Beverly Hills International Music Festival

About 5 year(s) ago by Elan Hotel
Beverly Hills International Music Festival
Summer is the perfect time to enjoy live chamber music, and you can experience an eclectic collection of concerts in the Westside at the Beverly Hills International Music Festival, returning for its 11th year at Temple Emanuel.

The inaugural concert, on August 1, celebrates the centennial of Beverly Hills with significant piano works by Rachmaninoff, including The Sleeping Beauty Suite, and Stravinsky’s Petrushka, all for piano four hands. The evening concludes with Gershwin’s Three Preludes, and his grand oeuvre Rhapsody in Blue.
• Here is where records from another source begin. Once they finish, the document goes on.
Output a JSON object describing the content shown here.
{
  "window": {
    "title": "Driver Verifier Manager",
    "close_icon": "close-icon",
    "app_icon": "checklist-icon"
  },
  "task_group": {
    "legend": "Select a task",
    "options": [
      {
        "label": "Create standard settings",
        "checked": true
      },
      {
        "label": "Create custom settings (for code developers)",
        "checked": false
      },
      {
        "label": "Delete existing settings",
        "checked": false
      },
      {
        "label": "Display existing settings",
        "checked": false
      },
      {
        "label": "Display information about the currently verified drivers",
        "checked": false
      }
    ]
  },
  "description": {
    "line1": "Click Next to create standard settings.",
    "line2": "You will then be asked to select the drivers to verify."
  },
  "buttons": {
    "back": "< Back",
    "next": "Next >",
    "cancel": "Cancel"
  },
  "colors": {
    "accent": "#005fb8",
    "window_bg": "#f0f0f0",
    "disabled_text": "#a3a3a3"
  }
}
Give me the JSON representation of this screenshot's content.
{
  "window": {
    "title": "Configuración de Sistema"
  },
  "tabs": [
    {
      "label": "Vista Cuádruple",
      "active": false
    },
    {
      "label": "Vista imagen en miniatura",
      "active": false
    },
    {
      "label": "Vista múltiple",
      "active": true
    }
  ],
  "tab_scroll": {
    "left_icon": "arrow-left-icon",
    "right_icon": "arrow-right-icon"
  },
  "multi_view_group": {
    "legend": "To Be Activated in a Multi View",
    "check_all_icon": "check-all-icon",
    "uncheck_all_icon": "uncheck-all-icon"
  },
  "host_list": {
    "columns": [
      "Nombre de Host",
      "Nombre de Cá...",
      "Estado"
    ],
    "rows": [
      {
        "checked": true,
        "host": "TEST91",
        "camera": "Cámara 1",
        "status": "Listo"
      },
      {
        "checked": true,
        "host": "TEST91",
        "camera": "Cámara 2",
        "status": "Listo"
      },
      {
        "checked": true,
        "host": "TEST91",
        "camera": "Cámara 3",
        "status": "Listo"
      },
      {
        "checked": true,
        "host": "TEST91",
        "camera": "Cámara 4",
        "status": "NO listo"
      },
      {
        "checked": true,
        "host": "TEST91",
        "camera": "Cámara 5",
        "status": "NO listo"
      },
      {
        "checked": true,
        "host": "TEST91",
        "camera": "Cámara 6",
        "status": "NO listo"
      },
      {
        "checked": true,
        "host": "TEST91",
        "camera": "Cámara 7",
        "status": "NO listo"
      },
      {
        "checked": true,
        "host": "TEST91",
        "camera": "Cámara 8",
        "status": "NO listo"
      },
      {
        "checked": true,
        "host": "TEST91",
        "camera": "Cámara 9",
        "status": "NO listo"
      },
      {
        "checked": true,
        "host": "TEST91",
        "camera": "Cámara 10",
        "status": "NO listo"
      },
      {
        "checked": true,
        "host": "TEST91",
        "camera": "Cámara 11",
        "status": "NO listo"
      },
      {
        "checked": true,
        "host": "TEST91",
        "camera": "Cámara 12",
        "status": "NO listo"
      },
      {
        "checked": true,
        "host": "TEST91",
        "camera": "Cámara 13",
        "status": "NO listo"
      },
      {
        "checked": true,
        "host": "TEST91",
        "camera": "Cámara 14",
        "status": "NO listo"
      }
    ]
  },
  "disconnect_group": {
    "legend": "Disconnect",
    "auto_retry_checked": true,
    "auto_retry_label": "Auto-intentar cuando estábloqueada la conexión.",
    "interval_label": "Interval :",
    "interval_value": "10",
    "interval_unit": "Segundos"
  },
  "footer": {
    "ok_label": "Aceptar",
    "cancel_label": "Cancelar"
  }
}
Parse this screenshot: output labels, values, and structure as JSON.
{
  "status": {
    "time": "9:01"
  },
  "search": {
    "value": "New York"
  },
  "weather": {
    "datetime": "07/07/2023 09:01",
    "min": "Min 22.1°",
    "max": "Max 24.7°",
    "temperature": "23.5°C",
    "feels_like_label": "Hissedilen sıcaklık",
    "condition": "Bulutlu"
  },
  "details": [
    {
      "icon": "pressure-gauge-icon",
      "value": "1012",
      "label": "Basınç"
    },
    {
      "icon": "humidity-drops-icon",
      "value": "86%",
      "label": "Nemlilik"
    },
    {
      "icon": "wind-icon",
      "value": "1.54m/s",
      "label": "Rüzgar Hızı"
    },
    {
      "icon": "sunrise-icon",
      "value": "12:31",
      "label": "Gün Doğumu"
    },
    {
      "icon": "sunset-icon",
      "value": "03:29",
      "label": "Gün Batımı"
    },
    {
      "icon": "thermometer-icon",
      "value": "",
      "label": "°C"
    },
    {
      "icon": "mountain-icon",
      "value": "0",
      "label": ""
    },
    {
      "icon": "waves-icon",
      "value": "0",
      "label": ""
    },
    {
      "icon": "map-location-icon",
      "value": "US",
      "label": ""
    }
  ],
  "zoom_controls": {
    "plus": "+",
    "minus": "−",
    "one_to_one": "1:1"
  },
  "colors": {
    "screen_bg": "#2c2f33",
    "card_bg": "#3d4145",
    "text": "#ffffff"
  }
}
The next night features the works of Jewish composers, specifically Max Bruch, Bonnie Weiss, Assaf Rinde, Shmuel Malkin and Ofer Ben-Amots in the first half, followed by works from Ernest Bloch, Heinrich Ernst, Henryk Wieniawski and Paul Schoenfield.

The third night focuses on the music of Austria, with works by Mozart and Schubert, as well as contemporary pieces from Gernot Wolfgang, who curated the evening, and the West Coast premier of Piano Trio No. 1 by Johannes Berauer, a young composer born in 1979.

August 5 the concert moves to Greystone Mansion for an evening of chamber music from Beethoven, Reicha, Debussy and Ravel. Chamber music continues the next night, featuring Bach, Halvorsen, Dvorák, Kodály and closing with Piano Quintet by Schumann.

Friday, August 8, the concerts return to Temple Emanuel for more chamber music from Chausson, Glinka, Chopin, Vladigerov, and to end on a more spirited note, William Albright’s Dream Rags.

The Beverly Hills International Music Festival is an environment for young artists to develop their skills, and the penultimate concert on August 9 is a showcase for these emerging artists. Young artists will take the stage and perform; the program will be announced closer to show time.

At the final concert on August 10 the Festival Chamber Orchestra pulls out all the stops, launching into Mozart’s Sinfonia Concertante followed by Salieri’s Concertino di Camera in the first half, and a mixed set of music from Schubert, Tchaikovsky, Holst, and Gardel, and another young composer, Anna Drubich’s Nachtlied.
By submitting this form, you consent to share the comment along with your name on the site. We do not sell personal data to third parties. Your email address will not be made public but maybe used by us for communication purposes. If you are below 16 years of age, you are required to obtain prior permission from your legal guardian(s). If you wish to access or erase your personal information, you can do so by submitting your details here.
- Required
- Required
- Optional
- Required